For a show like Music City Roots—that thrives on spontaneity and going against the grain—last night took things to a whole new level. And there was a full house of folks on hand to enjoy it, a butt in every seat and not a square inch of standing room unoccupied.
Marshall Chapman was born to host just such a night—even though she claimed to have never hosted a thing in her life. She rolled with the punches, got laughs and generally made her way through the show script with untamed rock ‘n’ roll authority.
And the lineup? Those formidable female artists and that band of veteran guys defied expectations in almost every way imaginable.
Elizabeth Cook took the stage first, backed by a band she said had never played together before (of course, the guitar slinger by her side was hardly a newbie—it was her husband and faithful bandleader, Tim Carroll). They tore through the best garage rocking honky-tonk set you’d ever want to hear, ending with the tough-talking, tongue-in-cheek unofficial anthem of the night—“Sometimes It Takes Balls to Be a Woman.” I should also mention that Elizabeth’s dad was there, along with the entire Smith County Senior Citizens Center. A wild crowd, to be sure!
Next up was Bailey Cooke, who got a much bigger sound out of her band than I’d expected based on the gentle, fetching acoustic sound of her new album. Sure, she played clawhammer banjo on some songs. But she also plugged in her brand new Gibson ES-335—a gift from Music Cares after last year’s flood—and showed her stylistic range with some country-tinged indie rock ballads.
Then Mary Gauthier entranced the audience with blues-shaded folk-country songs that felt like tangible human portraits brought to life—portraits of lonely souls and train-hopping hoboes. The accompaniment of Tania Elizabeth—who has an uncanny ability to coax otherworldly sounds from her fiddle—certainly didn’t hurt.
Abigail Washburn filled the stage, quite literally, with the biggest band she’d ever had. Six players are a lot for an artist who’s given her share of stripped-down performances. But adding pedal steel, fiddle, keyboards and a sympathetic rhythm section was the perfect way to showcase the expansive sound of her new music.

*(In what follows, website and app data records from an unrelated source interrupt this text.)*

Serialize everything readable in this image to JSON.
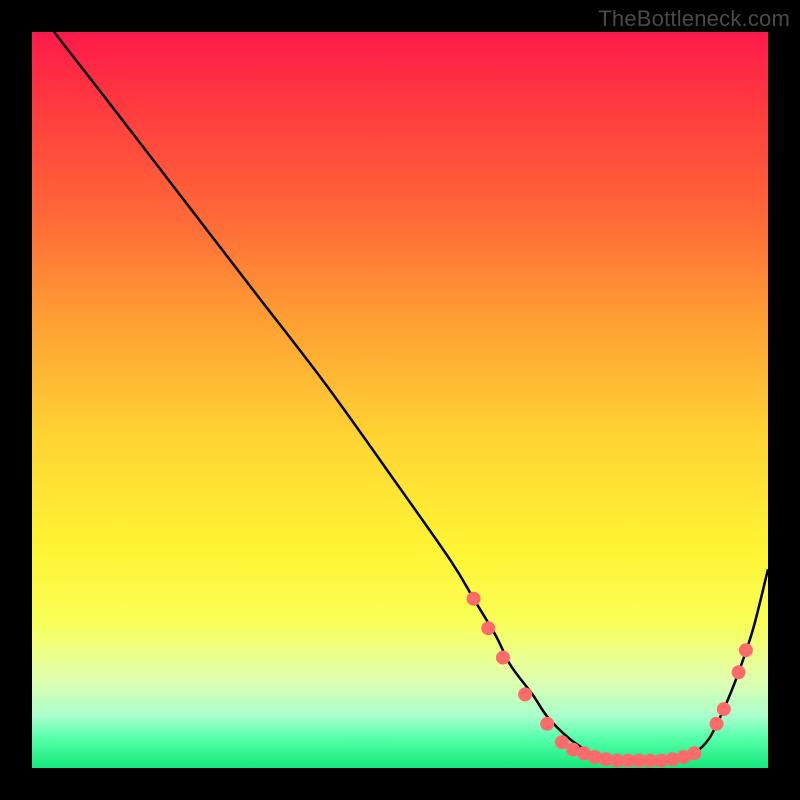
{
  "watermark": "TheBottleneck.com",
  "chart_data": {
    "type": "line",
    "title": "",
    "xlabel": "",
    "ylabel": "",
    "xlim": [
      0,
      100
    ],
    "ylim": [
      0,
      100
    ],
    "legend": false,
    "grid": false,
    "background": "rainbow-vertical-gradient",
    "series": [
      {
        "name": "bottleneck-curve",
        "color": "#000000",
        "x": [
          3,
          10,
          20,
          30,
          40,
          50,
          57,
          60,
          63,
          65,
          68,
          70,
          73,
          76,
          78,
          80,
          82,
          84,
          86,
          88,
          90,
          92,
          94,
          96,
          98,
          100
        ],
        "y": [
          100,
          91,
          78,
          65,
          52,
          38,
          28,
          23,
          18,
          14,
          10,
          7,
          4,
          2,
          1.2,
          1,
          1,
          1,
          1,
          1.2,
          2,
          4,
          8,
          13,
          19,
          27
        ]
      }
    ],
    "markers": {
      "name": "highlight-dots",
      "color": "#ff6a6a",
      "radius": 7,
      "points": [
        {
          "x": 60,
          "y": 23
        },
        {
          "x": 62,
          "y": 19
        },
        {
          "x": 64,
          "y": 15
        },
        {
          "x": 67,
          "y": 10
        },
        {
          "x": 70,
          "y": 6
        },
        {
          "x": 72,
          "y": 3.5
        },
        {
          "x": 73.5,
          "y": 2.5
        },
        {
          "x": 75,
          "y": 2
        },
        {
          "x": 76.5,
          "y": 1.5
        },
        {
          "x": 78,
          "y": 1.2
        },
        {
          "x": 79.5,
          "y": 1
        },
        {
          "x": 81,
          "y": 1
        },
        {
          "x": 82.5,
          "y": 1
        },
        {
          "x": 84,
          "y": 1
        },
        {
          "x": 85.5,
          "y": 1
        },
        {
          "x": 87,
          "y": 1.2
        },
        {
          "x": 88.5,
          "y": 1.5
        },
        {
          "x": 90,
          "y": 2
        },
        {
          "x": 93,
          "y": 6
        },
        {
          "x": 94,
          "y": 8
        },
        {
          "x": 96,
          "y": 13
        },
        {
          "x": 97,
          "y": 16
        }
      ]
    }
  }
}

By this point in the show, we’d not only heard performances by three of the songwriters in my book, Elizabeth, Mary and Abigail—I’d also interviewed them about everything from their earliest musical experiences (playing harmonica in a blues club for Mary, gospel choir for Abigail and a kid country singing gig for Elizabeth) to their new music. They’d even turned the tables on me a time or two. And I’m proud to be able to say that I’m one of the few people not in Marshall’s book They Came To Nashville who’s gotten the chance to be interviewed by her.
Then we shifted gears from the female-centric portion of the show to their classic rocking older brothers, the Doobies. There’s nothing quite like standing on the side of the stage and hearing Tom Johnston, Pat Simmons, John McFee and, newer addition, John Cowan break into cool, California-style harmony on “Listen to the Music” and “Black Water.” It didn’t even matter that they didn’t have their trademark dual drummers—or even a single drummer—with them. They took everybody on a blissful trip back to the ‘70s.
People could sense they were really in for something—even if they didn’t know when that something was—when it came time for the finale. Somehow, some way every picker and singer there crammed onto the stage, and still left eight square feet of room for Elizabeth, Abigail and me to clog on. Yes, you read that right—I said “clog”.
Earlier in the afternoon we’d entertained some unsuspecting people in the parking lot while working up a little dance routine to Marshall’s favorite Willie Nelson-influenced version of “Stay All Night (Stay a Little Longer)”. And that, more or less, is what we ended the night with, backed by a mammoth, multi-generational, up-for-anything band. We stomped, shuffled, hollered and worked up a sweat. We also scuffed up the floor. Sorry about that!
No doubt about it—it was a night for the Music City Roots record books. A spotlight on female legends-in-the-making, shared with guys who’ve been there and lived to tell the tale. And I’m mighty glad to have been a part of it. Thanks so much to Marshall, Mary, Elizabeth, Abigail, Bailey, the Doobies and the entire MCR crew!
Clogging enthusiast and sometime interviewer,